■ Supplied data
★ ★ ★ ★ ★ ★ ★

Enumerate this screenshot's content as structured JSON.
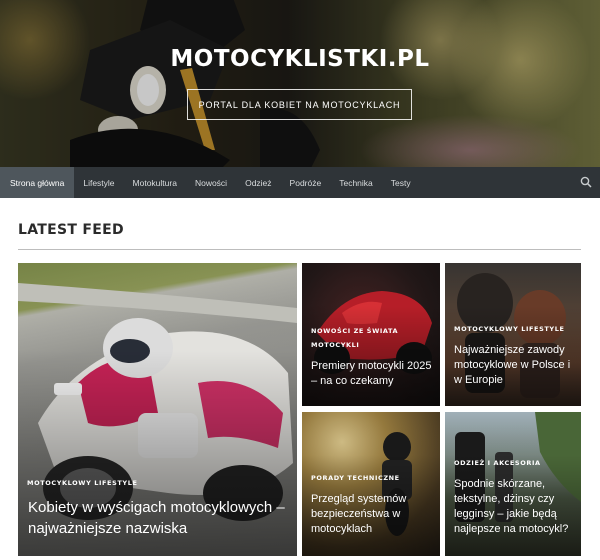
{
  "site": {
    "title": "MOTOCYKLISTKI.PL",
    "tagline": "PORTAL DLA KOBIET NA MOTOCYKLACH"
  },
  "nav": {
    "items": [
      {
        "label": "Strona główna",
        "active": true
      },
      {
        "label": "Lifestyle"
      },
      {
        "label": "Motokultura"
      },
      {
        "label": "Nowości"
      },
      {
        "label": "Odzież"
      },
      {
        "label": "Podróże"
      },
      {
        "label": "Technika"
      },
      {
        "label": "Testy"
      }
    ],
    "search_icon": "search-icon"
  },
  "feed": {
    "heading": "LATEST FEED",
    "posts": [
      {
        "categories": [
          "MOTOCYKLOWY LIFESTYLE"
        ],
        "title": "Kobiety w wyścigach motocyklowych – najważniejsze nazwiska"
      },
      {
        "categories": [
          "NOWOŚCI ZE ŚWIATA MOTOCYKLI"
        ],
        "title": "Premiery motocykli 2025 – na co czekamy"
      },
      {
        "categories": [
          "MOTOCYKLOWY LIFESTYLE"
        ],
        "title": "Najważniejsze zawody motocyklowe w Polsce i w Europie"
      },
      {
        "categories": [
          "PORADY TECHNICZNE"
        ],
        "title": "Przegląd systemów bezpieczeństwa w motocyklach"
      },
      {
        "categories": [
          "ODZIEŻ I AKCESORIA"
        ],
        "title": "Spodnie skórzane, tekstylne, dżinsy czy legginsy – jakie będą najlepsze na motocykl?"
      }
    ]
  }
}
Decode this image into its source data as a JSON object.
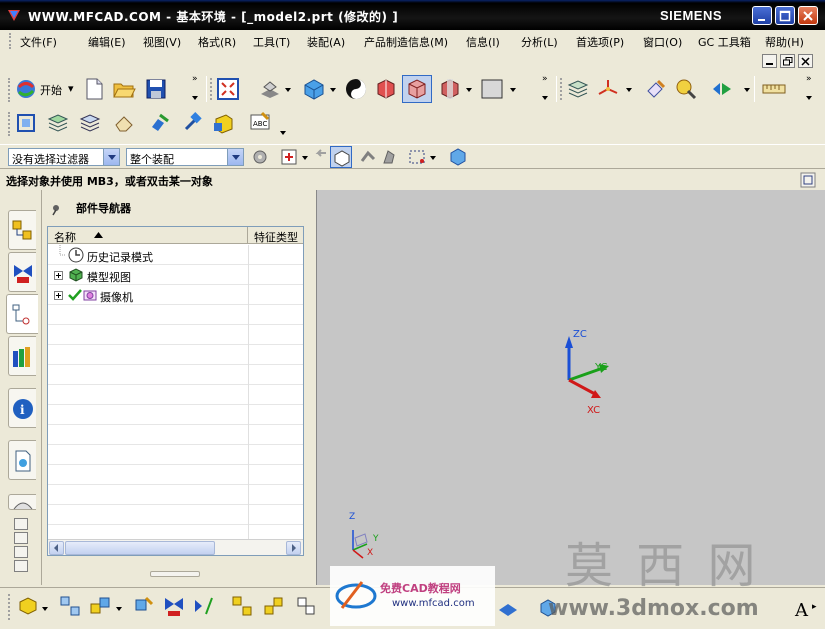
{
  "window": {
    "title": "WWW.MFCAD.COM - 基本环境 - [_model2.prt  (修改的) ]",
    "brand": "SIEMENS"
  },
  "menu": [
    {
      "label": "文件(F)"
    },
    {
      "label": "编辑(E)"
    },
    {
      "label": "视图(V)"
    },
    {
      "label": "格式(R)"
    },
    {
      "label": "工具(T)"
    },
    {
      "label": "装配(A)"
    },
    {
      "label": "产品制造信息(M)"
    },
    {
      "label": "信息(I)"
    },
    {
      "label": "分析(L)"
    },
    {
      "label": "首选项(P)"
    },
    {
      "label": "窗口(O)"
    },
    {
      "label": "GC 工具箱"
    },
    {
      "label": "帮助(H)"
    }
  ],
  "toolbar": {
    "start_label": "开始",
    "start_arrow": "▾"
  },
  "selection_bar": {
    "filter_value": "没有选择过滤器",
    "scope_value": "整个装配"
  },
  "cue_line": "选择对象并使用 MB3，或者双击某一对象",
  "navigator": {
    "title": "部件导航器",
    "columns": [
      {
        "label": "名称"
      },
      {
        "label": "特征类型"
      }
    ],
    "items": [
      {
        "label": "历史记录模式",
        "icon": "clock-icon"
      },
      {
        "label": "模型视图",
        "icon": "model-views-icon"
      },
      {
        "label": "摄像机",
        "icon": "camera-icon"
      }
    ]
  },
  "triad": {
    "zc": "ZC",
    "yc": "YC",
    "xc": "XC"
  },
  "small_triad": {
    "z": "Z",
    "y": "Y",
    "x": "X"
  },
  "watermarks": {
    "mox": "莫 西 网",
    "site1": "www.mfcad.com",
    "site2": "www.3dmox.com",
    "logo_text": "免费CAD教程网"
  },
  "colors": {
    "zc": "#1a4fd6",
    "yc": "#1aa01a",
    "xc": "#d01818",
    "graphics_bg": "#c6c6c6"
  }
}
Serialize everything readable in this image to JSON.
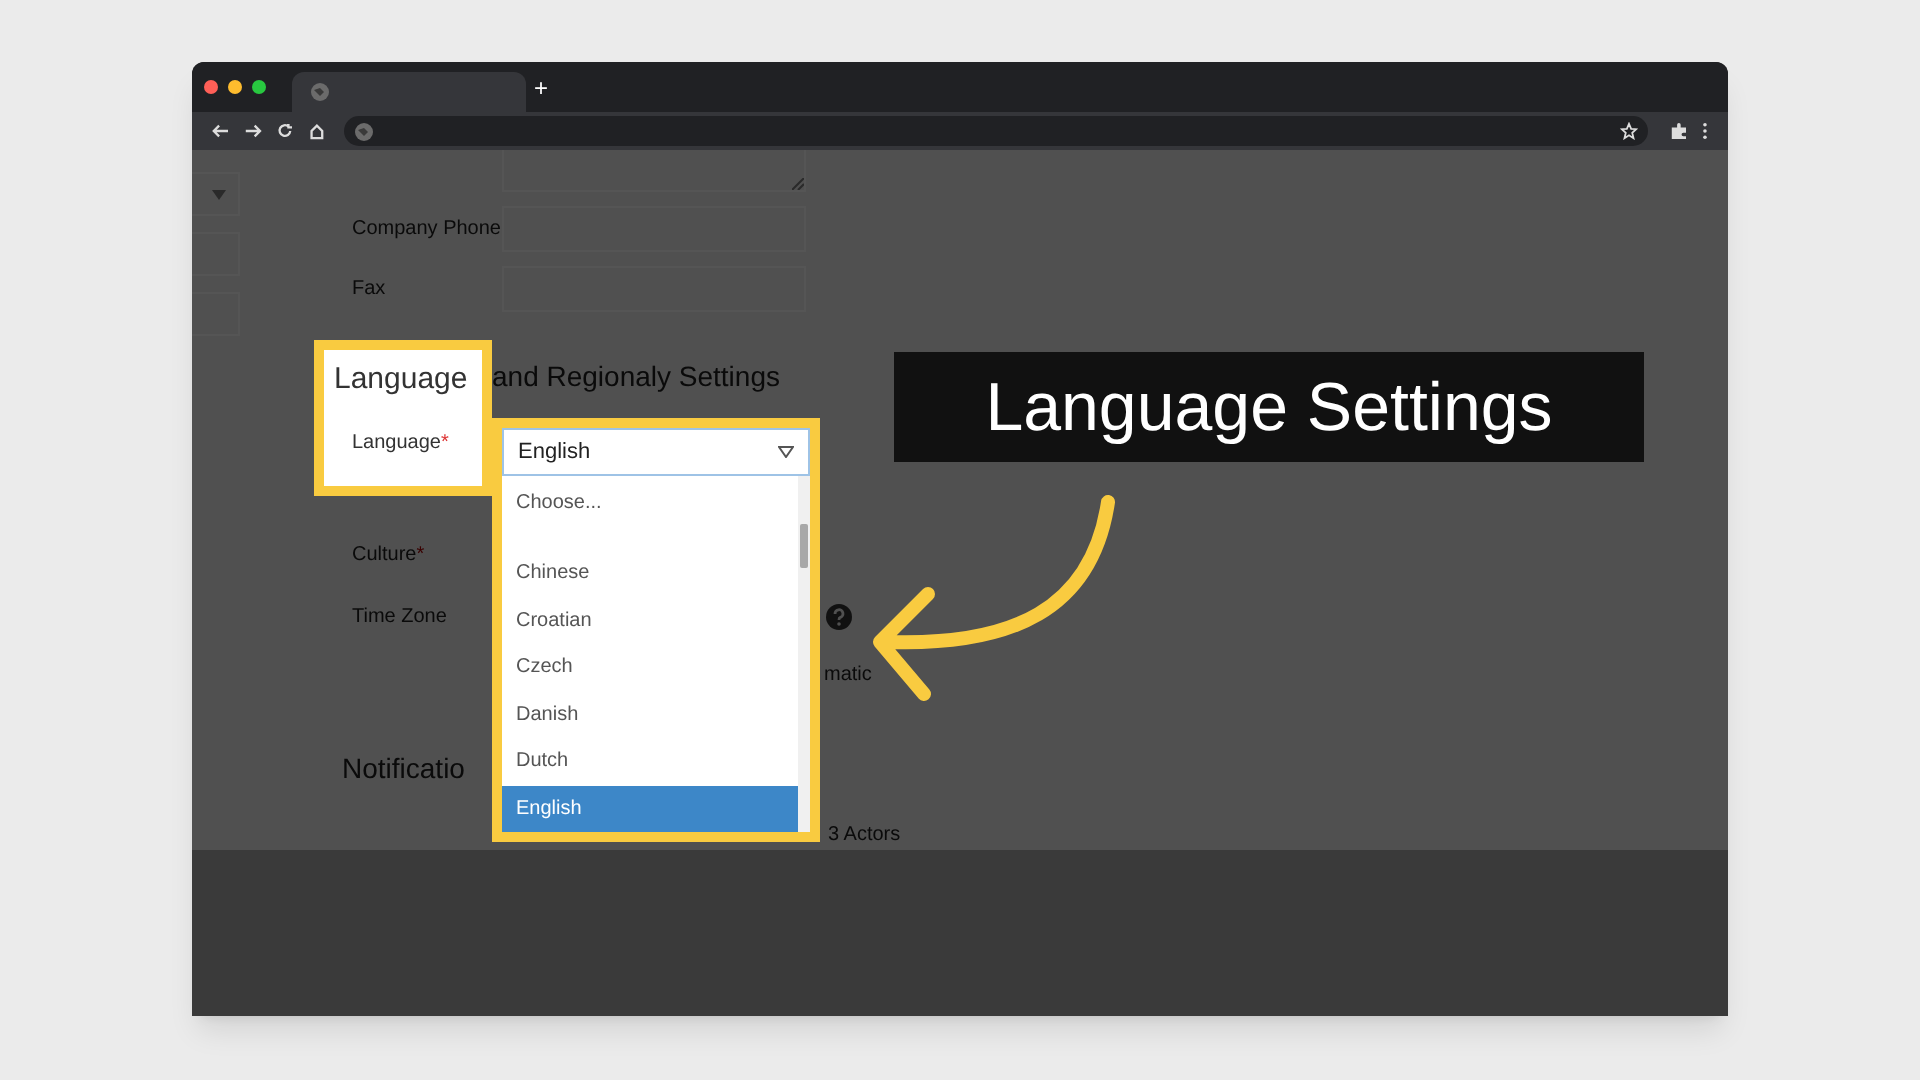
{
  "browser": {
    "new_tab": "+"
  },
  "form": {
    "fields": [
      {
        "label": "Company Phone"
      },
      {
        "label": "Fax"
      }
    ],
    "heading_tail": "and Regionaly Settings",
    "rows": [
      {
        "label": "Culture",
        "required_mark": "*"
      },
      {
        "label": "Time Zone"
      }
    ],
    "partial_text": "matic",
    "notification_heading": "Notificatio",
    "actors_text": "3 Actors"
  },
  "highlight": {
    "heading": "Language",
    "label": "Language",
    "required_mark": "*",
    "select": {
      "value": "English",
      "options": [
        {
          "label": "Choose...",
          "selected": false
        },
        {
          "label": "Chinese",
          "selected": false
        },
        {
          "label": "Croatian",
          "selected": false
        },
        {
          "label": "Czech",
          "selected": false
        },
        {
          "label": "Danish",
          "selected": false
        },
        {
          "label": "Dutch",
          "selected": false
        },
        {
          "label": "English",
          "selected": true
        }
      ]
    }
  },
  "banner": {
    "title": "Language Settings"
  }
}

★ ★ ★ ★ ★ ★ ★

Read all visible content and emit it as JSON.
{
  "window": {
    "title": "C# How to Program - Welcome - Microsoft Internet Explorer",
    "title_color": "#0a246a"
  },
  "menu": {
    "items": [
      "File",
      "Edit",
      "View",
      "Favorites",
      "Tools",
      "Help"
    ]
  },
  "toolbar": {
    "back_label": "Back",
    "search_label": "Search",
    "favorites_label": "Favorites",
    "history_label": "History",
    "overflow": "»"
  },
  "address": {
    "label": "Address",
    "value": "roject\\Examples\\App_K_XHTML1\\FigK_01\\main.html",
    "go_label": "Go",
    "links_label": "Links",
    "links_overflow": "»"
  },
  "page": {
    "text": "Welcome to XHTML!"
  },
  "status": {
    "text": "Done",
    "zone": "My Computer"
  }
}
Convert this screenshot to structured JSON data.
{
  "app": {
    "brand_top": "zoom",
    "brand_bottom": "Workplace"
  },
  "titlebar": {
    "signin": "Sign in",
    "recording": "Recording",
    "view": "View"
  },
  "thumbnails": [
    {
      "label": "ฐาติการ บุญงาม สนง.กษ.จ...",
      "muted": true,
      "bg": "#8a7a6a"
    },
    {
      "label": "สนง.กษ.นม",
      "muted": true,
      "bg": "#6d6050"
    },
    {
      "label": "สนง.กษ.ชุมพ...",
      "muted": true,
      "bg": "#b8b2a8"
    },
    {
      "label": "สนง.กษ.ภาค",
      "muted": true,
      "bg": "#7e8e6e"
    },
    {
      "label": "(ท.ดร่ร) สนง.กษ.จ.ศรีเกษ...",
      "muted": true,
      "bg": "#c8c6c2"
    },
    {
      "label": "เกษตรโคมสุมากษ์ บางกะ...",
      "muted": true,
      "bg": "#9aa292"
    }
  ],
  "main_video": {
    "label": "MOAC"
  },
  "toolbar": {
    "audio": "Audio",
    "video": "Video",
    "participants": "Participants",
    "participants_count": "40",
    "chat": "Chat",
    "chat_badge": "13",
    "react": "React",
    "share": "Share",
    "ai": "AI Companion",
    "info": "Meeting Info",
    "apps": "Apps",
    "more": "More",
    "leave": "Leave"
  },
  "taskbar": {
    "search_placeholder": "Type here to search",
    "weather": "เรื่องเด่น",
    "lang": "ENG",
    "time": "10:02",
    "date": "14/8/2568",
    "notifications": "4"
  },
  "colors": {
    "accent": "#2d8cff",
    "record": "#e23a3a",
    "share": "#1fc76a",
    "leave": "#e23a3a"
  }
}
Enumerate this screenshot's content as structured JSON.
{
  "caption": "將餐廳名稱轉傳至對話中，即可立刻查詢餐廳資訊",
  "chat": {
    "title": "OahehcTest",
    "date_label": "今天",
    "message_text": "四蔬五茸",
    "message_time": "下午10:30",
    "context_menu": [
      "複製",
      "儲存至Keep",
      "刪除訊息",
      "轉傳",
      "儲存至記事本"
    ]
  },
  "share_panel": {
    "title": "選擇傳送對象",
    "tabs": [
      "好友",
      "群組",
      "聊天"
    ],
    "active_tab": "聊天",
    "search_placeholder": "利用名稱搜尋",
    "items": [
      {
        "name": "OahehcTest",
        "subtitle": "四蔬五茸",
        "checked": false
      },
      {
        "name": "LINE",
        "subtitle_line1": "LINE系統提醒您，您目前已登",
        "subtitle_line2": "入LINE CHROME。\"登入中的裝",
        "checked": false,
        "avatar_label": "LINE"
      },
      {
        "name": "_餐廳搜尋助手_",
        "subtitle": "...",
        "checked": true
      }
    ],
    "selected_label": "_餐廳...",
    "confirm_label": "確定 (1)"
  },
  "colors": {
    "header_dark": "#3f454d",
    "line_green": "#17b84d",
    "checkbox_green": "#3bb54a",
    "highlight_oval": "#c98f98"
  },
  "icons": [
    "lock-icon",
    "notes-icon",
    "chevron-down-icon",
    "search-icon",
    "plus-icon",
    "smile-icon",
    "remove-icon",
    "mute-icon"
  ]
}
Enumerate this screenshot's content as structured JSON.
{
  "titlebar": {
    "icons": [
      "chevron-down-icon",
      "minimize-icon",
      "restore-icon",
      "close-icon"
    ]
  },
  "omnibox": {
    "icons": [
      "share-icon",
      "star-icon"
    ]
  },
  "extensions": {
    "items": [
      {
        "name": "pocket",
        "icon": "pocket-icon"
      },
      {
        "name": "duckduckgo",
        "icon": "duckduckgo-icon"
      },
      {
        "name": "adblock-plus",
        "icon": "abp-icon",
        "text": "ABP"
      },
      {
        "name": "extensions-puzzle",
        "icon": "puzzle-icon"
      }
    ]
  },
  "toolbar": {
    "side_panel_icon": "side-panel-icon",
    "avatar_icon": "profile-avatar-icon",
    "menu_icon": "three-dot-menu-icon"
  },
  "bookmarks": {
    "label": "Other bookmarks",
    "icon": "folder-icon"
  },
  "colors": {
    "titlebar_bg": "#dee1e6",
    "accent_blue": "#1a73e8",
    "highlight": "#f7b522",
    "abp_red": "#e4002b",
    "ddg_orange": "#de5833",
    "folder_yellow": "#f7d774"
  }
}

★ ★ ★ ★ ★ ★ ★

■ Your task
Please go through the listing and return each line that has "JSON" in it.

■ Answer to this problem
Enumerate this screenshot's content as structured JSON.
Decode this image into its source data as a JSON object.
Serialize everything readable in this image to JSON.
Read all visible content and emit it as JSON.
Convert this screenshot to structured JSON data.
Enumerate this screenshot's content as structured JSON.
Enumerate this screenshot's content as structured JSON.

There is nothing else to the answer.